‘Move together,’ president saysWASHINGTON — Pleading for unity in a newly divided government, President Barack Obama implored Democratic and Republican lawmakers to rally behind his vision of economic revival for an anxious nation, declaring in his State of the Union address Tuesday night: “We will move forward together or not at all.”
By: Ben Feller, The Associated Press
WASHINGTON — Pleading for unity in a newly divided government, President Barack Obama implored Democratic and Republican lawmakers to rally behind his vision of economic revival for an anxious nation, declaring in his State of the Union address Tuesday night: “We will move forward together or not at all.”
The president unveiled an agenda of carefully balanced political goals: a burst of spending on education, research, technology and transportation to make the nation more competitive, alongside pledges, in the strongest terms of his presidency, to cut the deficit and smack down spending deemed wasteful to America. Yet he never explained how he’d pull that off or what specifically would be cut.

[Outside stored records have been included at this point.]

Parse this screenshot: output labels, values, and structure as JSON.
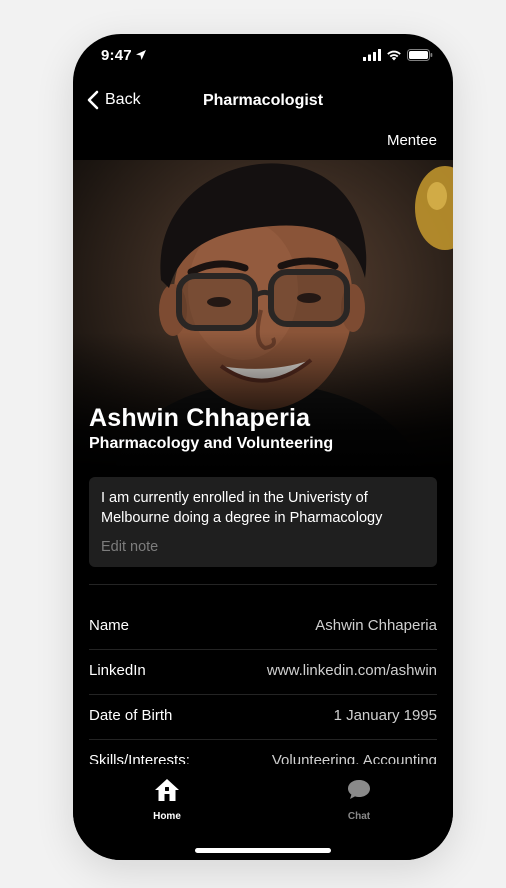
{
  "status": {
    "time": "9:47"
  },
  "nav": {
    "back_label": "Back",
    "title": "Pharmacologist"
  },
  "role_tag": "Mentee",
  "profile": {
    "name": "Ashwin Chhaperia",
    "subtitle": "Pharmacology and Volunteering"
  },
  "note": {
    "text": "I am currently enrolled in the Univeristy of Melbourne doing a degree in Pharmacology",
    "edit_label": "Edit note"
  },
  "details": [
    {
      "label": "Name",
      "value": "Ashwin Chhaperia"
    },
    {
      "label": "LinkedIn",
      "value": "www.linkedin.com/ashwin"
    },
    {
      "label": "Date of Birth",
      "value": "1 January 1995"
    },
    {
      "label": "Skills/Interests:",
      "value": "Volunteering, Accounting"
    }
  ],
  "tabs": [
    {
      "label": "Home",
      "icon": "home-icon",
      "active": true
    },
    {
      "label": "Chat",
      "icon": "chat-icon",
      "active": false
    }
  ],
  "colors": {
    "background": "#000000",
    "card": "#1f1f1f",
    "text": "#ffffff",
    "muted": "#7d7d7d",
    "inactive_tab": "#8a8a8a"
  }
}
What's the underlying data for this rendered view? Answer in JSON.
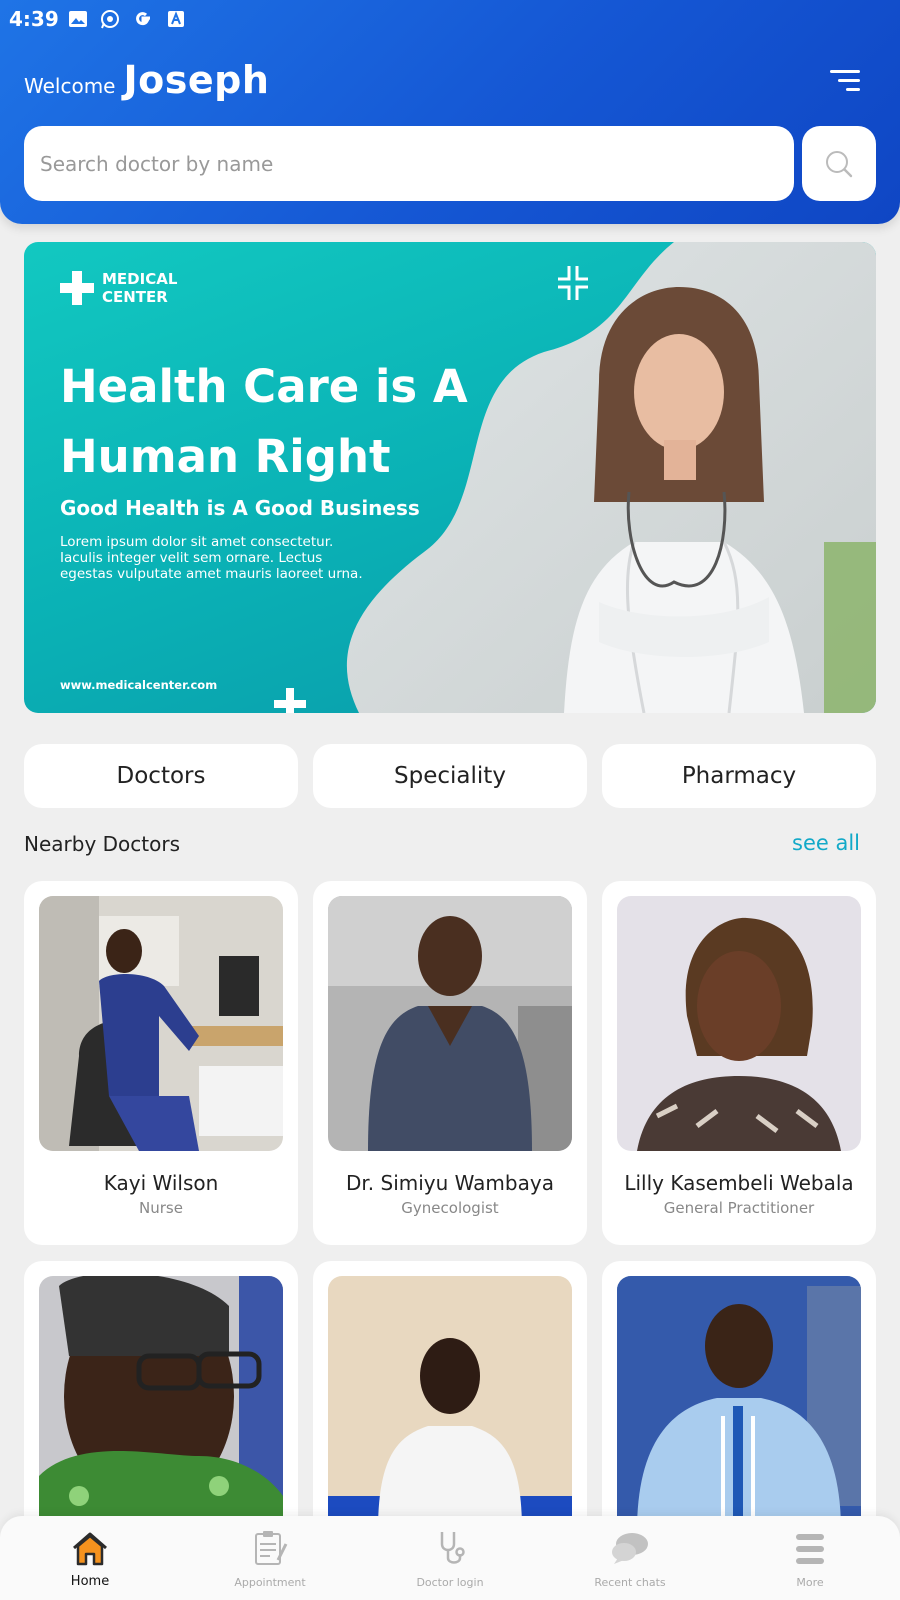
{
  "status_bar": {
    "time": "4:39",
    "icons": [
      "gallery-icon",
      "whatsapp-icon",
      "google-icon",
      "translate-icon"
    ]
  },
  "header": {
    "welcome_label": "Welcome",
    "user_name": "Joseph",
    "menu_icon": "filter-menu-icon",
    "gradient_colors": [
      "#1f74e6",
      "#0f46c4"
    ]
  },
  "search": {
    "placeholder": "Search doctor by name",
    "value": "",
    "button_icon": "search-icon"
  },
  "banner": {
    "brand": "MEDICAL CENTER",
    "title": "Health Care is A Human Right",
    "subtitle": "Good Health is A Good Business",
    "body": "Lorem ipsum dolor sit amet consectetur. Iaculis integer velit sem ornare. Lectus egestas vulputate amet mauris laoreet urna.",
    "url": "www.medicalcenter.com",
    "accent_color": "#12c8c1"
  },
  "categories": [
    {
      "label": "Doctors"
    },
    {
      "label": "Speciality"
    },
    {
      "label": "Pharmacy"
    }
  ],
  "nearby": {
    "title": "Nearby Doctors",
    "see_all": "see all",
    "see_all_color": "#12a9c8",
    "doctors": [
      {
        "name": "Kayi Wilson",
        "role": "Nurse"
      },
      {
        "name": "Dr. Simiyu Wambaya",
        "role": "Gynecologist"
      },
      {
        "name": "Lilly Kasembeli Webala",
        "role": "General Practitioner"
      },
      {
        "name": "",
        "role": ""
      },
      {
        "name": "",
        "role": ""
      },
      {
        "name": "",
        "role": ""
      }
    ]
  },
  "bottom_nav": {
    "items": [
      {
        "label": "Home",
        "icon": "home-icon",
        "active": true
      },
      {
        "label": "Appointment",
        "icon": "appointment-icon",
        "active": false
      },
      {
        "label": "Doctor login",
        "icon": "stethoscope-icon",
        "active": false
      },
      {
        "label": "Recent chats",
        "icon": "chat-icon",
        "active": false
      },
      {
        "label": "More",
        "icon": "more-menu-icon",
        "active": false
      }
    ],
    "active_color": "#f5921e"
  }
}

Obama spoke to a television audience in the millions and a Congress sobered by the assassination attempt against one if its own members, Rep. Gabrielle Giffords. Her seat sat empty, and many lawmakers of competing parties sat together in a show of support and civility. Yet differences were still evident, as when Democrats stood to applaud his comments on health care and tax cuts while Republicans next to them sat mute.
In his best chance of the year to connect with the country, Obama devoted most of his hour-long prime-time address to the economy, the issue that dominates concern in a nation still reeling from a monster recession — and the one that will shape his own political fortunes in the 2012 election.
Eager to show some budget toughness, Obama pledged to veto any bill with earmarks, the term used for lawmakers’ pet projects. House Speaker John Boehner and other Republicans applauded. But Obama’s promise drew a rebuke from his own party even before he spoke, as Senate Majority Leader Harry Reid, D-Nev., said the president had enough power and that plans to ban earmarks were “a lot of pretty talk.”
Obama’s proposals Tuesday night ranged across the scope of government: cutting the corporate tax, providing wireless services for almost the whole nation, consolidating government agencies and freezing most discretionary federal spending for the next five years. In the overarching theme of his speech, the president told the lawmakers: “The future is ours to win.”
In essence, Obama reset his agenda as he heads toward a re-election bid with less clout and limited time before the campaign consumes more attention.
Yet Republicans have dismissed his “investment” proposals as merely new spending. Republican Rep. Paul Ryan of Wisconsin, giving the GOP’s response, said the nation was at “a tipping point” leading to a dire future if federal deficits aren’t trimmed. The Senate’s Republican leader, Mitch McConnell of Kentucky, said the president had gotten the message from the November midterm elections and “changed the tone and the rhetoric from the first two years.”